--- Description of the task ---
Print every line of the material exactly.
○ ○ ○
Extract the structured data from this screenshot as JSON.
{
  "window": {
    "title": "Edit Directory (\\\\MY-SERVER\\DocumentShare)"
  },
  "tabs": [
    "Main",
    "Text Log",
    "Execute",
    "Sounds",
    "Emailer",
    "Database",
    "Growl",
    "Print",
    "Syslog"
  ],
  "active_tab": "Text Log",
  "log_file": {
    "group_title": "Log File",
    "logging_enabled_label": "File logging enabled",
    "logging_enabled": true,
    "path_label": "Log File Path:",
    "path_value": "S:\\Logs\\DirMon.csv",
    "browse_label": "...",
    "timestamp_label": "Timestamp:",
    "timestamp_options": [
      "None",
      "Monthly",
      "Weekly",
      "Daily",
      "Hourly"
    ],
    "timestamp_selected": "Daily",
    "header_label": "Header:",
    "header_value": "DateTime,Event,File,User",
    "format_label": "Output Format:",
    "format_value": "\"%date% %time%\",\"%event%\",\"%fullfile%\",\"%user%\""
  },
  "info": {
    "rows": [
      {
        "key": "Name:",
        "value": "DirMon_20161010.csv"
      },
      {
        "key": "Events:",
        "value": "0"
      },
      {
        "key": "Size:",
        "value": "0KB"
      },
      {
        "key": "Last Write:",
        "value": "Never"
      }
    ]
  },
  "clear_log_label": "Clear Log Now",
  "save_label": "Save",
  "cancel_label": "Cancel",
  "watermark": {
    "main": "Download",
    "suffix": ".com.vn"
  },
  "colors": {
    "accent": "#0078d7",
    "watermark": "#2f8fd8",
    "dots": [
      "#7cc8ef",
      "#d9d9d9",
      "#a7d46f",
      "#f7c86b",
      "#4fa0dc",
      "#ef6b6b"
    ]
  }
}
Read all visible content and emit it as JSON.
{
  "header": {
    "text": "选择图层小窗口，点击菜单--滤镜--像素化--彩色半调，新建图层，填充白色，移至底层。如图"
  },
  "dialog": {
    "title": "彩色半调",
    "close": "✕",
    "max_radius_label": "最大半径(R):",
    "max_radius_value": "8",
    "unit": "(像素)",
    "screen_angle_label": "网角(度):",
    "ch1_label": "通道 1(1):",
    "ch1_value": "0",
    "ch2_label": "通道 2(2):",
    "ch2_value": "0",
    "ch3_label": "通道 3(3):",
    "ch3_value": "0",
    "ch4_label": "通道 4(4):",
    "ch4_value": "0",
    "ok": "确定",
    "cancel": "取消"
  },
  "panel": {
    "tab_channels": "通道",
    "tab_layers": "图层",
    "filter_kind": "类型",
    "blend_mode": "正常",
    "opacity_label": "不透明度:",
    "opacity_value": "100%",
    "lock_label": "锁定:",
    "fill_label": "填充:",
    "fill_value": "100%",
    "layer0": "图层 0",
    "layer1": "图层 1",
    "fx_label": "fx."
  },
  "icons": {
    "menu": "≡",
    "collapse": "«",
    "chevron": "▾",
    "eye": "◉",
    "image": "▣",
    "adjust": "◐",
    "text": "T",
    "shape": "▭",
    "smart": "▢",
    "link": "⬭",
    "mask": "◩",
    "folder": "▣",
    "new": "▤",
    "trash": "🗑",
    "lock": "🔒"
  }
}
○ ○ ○
--- Solution to this problem ---
Extract the structured data from this screenshot as JSON.
{
  "window": {
    "title": "Edit Directory (\\\\MY-SERVER\\DocumentShare)"
  },
  "tabs": [
    "Main",
    "Text Log",
    "Execute",
    "Sounds",
    "Emailer",
    "Database",
    "Growl",
    "Print",
    "Syslog"
  ],
  "active_tab": "Text Log",
  "log_file": {
    "group_title": "Log File",
    "logging_enabled_label": "File logging enabled",
    "logging_enabled": true,
    "path_label": "Log File Path:",
    "path_value": "S:\\Logs\\DirMon.csv",
    "browse_label": "...",
    "timestamp_label": "Timestamp:",
    "timestamp_options": [
      "None",
      "Monthly",
      "Weekly",
      "Daily",
      "Hourly"
    ],
    "timestamp_selected": "Daily",
    "header_label": "Header:",
    "header_value": "DateTime,Event,File,User",
    "format_label": "Output Format:",
    "format_value": "\"%date% %time%\",\"%event%\",\"%fullfile%\",\"%user%\""
  },
  "info": {
    "rows": [
      {
        "key": "Name:",
        "value": "DirMon_20161010.csv"
      },
      {
        "key": "Events:",
        "value": "0"
      },
      {
        "key": "Size:",
        "value": "0KB"
      },
      {
        "key": "Last Write:",
        "value": "Never"
      }
    ]
  },
  "clear_log_label": "Clear Log Now",
  "save_label": "Save",
  "cancel_label": "Cancel",
  "watermark": {
    "main": "Download",
    "suffix": ".com.vn"
  },
  "colors": {
    "accent": "#0078d7",
    "watermark": "#2f8fd8",
    "dots": [
      "#7cc8ef",
      "#d9d9d9",
      "#a7d46f",
      "#f7c86b",
      "#4fa0dc",
      "#ef6b6b"
    ]
  }
}
Read all visible content and emit it as JSON.
{
  "header": {
    "text": "选择图层小窗口，点击菜单--滤镜--像素化--彩色半调，新建图层，填充白色，移至底层。如图"
  },
  "dialog": {
    "title": "彩色半调",
    "close": "✕",
    "max_radius_label": "最大半径(R):",
    "max_radius_value": "8",
    "unit": "(像素)",
    "screen_angle_label": "网角(度):",
    "ch1_label": "通道 1(1):",
    "ch1_value": "0",
    "ch2_label": "通道 2(2):",
    "ch2_value": "0",
    "ch3_label": "通道 3(3):",
    "ch3_value": "0",
    "ch4_label": "通道 4(4):",
    "ch4_value": "0",
    "ok": "确定",
    "cancel": "取消"
  },
  "panel": {
    "tab_channels": "通道",
    "tab_layers": "图层",
    "filter_kind": "类型",
    "blend_mode": "正常",
    "opacity_label": "不透明度:",
    "opacity_value": "100%",
    "lock_label": "锁定:",
    "fill_label": "填充:",
    "fill_value": "100%",
    "layer0": "图层 0",
    "layer1": "图层 1",
    "fx_label": "fx."
  },
  "icons": {
    "menu": "≡",
    "collapse": "«",
    "chevron": "▾",
    "eye": "◉",
    "image": "▣",
    "adjust": "◐",
    "text": "T",
    "shape": "▭",
    "smart": "▢",
    "link": "⬭",
    "mask": "◩",
    "folder": "▣",
    "new": "▤",
    "trash": "🗑",
    "lock": "🔒"
  }
}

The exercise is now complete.